Stopping drug use is always the right choice, but how you quit could carry some risks. In some cases, sudden or “cold turkey” abstinence is not advisable. To be safe, meet with a doctor or addiction treatment professional so that you understand the potential risks of quitting certain substances, including alcohol.
People who decide to end their drug use may experience withdrawal symptoms if their bodies have adapted to the drug’s presence (known as dependence). Many drugs are associated with distinct withdrawal syndromes—some may be managed with emotional support but others could require emergency medical intervention depending on symptom severity; just how severe withdrawal will be will be dependent on many factors including the drug type and the individual’s health.
The term "detox" is often used casually to refer to clean eating, drinking water, fasting, and generally flushing “toxins” out of the system.
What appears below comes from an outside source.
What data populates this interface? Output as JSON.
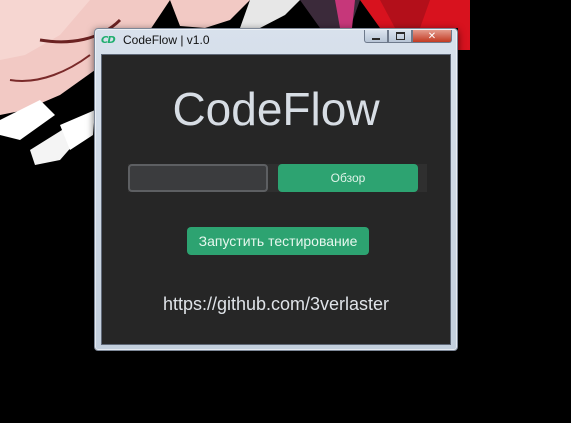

For a very casual substance user who wants to feel healthy, a period of drinking a lot of water, eating well, and not using drugs may be enough for them to feel like they’ve detoxed their bodies. However, in the case of physical dependence on a substance, “detox” refers to the set of interventions used to manage the body’s readjustment to not having the drug; this readjustment is knowns as withdrawal, and it can be an extremely dangerous time, depending on the drug on which the person is dependent.
Dependence may develop quickly, depending on the patterns of use and the drug. Some people who’ve been using only for a matter of weeks may experience withdrawal upon quitting. Certain prescription drugs may also lead to significant dependence, and individuals abusing prescription drugs may be just as at-risk of withdrawal complications as a person using illicit substances.
If you’ve been using one or more drugs consistently and want to quit, it’s a good idea to meet with a medical professional to gauge your risk of withdrawal and best determine the appropriate method for you to end your substance use. You may be advised to undergo medical detox if you are at risk of severe withdrawal, for example if you’re dependent on alcohol or benzodiazepines.
Depending on the substance, severe symptoms could include:
- Severe confusion and disorientation.
- Depression and anger resulting in self-harm or aggression toward others.
When you meet with a medical or addiction professional to discuss the safest way to quit using one or more substances, they will gather information regarding:
- Substances used.
- The intensity, frequency, and duration of use.
- Previous attempts at detox.
- Preexisting mental health conditions.
- Preexisting physical health conditions.
When appropriate, non-medical or socially managed detoxes are residential treatment options that provide supportive care and compassion from the staff to help people through withdrawal and encourage recovery. Though helpful for many, these detoxes may not provide sufficient support for someone dependent on opioids, alcohol, or sedatives.
Some people with relatively few acute health risks may be able to detox on an outpatient basis. Outpatient detoxes may offer similar medications and treatment plans to manage withdrawal while permitting the individual to live at home. For outpatient detox, the person will be required to keep regularly scheduled appointments with their doctors for evaluation and treatment.
Depending on the course of treatment, detox can take just a few days, several weeks or more. The decisions made during detox are aimed at making the withdrawal process as safe and comfortable as possible.